This percentage is fixed by the central bank. The maximum and minimum limits for the SLR were40% and 25% respectively in India. Following the amendment of the Banking regulation Act(1949) in January 2007, the floor rate of 25% for SLR was removed. Presently, the SLR is 21.00%.
Difference between Statutory Liquidity Ratio and Cash Reserve Ratio
Both Cash Reserve Ratio (CRR) and SLR are instruments in the hands of RBI to regulate money supply in the hands of banks that they can jump in economy
SLR restricts the bank’s leverage in pumping more money into the economy. On the other hand, CRR, or cash reserve ratio, is the portion of deposits that the banks have to maintain with the Central Bank to reduce liquidity in banking system. Thus CRR controls liquidity in banking system while SLR regulates credit growth in the country.
The other difference is that to meet SLR, banks can use cash, gold or approved securities whereas with CRR it has to be only cash. CRR is maintained in cash form with central bank, whereas SLR is money deposited in govt. securities. CRR is used to control inflation.
- Master Circular of RBI to banks http://rbidocs.rbi.org.in/rdocs/notification/PDFs/55663.pdf
- SLR Historical Chart
- Tiwari, Mansi (16 November 2008), "Statutory Liquidity Ratio", The Economic Times.
- "RBI cuts statutory liquidity ratio by 50 bps to release Rs 39,000 crore of liquidity for banks", The Economic Times, 3 June 2014.
- "Latest RBI Master Circular on Cash Reserve Ratio (CRR) and Statutory Liquidity Ratio (SLR)", Reserve Bank of India, 1 July 2011.
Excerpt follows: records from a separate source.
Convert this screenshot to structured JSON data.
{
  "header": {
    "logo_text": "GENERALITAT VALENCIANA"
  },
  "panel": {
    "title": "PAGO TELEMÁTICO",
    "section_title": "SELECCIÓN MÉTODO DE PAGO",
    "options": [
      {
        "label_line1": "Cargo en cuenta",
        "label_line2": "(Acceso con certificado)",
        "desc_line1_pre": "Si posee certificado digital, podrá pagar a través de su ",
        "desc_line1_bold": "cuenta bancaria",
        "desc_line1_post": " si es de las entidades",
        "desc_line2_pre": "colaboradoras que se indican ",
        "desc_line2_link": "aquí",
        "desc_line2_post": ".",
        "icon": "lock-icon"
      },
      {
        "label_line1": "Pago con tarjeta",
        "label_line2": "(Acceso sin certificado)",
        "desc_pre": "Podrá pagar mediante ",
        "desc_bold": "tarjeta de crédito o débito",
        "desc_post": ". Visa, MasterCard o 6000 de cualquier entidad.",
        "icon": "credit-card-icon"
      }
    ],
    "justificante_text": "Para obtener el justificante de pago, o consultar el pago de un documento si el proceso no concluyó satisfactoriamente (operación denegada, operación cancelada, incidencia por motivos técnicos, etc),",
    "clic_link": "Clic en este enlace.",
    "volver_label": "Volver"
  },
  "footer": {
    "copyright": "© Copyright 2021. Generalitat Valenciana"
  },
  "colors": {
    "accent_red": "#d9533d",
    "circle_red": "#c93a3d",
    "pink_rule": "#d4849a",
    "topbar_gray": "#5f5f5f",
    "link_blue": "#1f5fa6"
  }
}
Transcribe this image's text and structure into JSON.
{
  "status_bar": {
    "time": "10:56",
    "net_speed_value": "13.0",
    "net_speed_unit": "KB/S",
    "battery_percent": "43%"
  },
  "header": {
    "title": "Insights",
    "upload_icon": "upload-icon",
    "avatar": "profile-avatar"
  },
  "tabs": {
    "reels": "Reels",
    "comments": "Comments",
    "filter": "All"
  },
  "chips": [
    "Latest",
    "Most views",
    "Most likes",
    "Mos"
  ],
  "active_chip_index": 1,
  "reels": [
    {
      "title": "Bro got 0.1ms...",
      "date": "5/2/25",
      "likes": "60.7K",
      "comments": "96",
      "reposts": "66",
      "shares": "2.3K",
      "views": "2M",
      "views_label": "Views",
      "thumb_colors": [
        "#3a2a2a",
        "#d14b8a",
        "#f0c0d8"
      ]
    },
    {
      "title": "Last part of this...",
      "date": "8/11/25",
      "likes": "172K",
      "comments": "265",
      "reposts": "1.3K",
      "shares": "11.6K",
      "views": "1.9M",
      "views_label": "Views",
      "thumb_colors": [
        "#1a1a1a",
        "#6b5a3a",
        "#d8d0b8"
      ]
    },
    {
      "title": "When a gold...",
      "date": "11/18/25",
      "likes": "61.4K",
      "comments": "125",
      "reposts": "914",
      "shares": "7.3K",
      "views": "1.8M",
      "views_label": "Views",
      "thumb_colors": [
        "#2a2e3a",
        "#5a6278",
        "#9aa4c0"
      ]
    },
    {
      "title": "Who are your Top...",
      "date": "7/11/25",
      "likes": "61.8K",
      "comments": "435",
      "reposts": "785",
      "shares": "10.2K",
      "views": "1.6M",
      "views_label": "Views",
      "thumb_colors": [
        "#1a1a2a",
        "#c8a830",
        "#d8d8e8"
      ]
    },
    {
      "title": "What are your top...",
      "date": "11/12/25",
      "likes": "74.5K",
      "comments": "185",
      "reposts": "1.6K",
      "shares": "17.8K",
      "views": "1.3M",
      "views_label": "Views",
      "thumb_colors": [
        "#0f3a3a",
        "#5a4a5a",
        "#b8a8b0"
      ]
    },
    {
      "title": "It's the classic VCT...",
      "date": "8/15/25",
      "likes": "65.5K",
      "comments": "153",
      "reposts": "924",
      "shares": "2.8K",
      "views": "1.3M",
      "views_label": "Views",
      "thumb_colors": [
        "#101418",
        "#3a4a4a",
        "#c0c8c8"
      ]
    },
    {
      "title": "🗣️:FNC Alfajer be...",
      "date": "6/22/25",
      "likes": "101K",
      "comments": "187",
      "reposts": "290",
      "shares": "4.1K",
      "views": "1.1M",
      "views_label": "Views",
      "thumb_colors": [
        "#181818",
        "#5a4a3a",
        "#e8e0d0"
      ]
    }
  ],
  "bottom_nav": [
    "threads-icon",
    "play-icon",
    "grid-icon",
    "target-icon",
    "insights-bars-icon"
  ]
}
- "RBI keeps key rates unchanged, SLR cut by 1%", The Economic Times, 31 July 2012.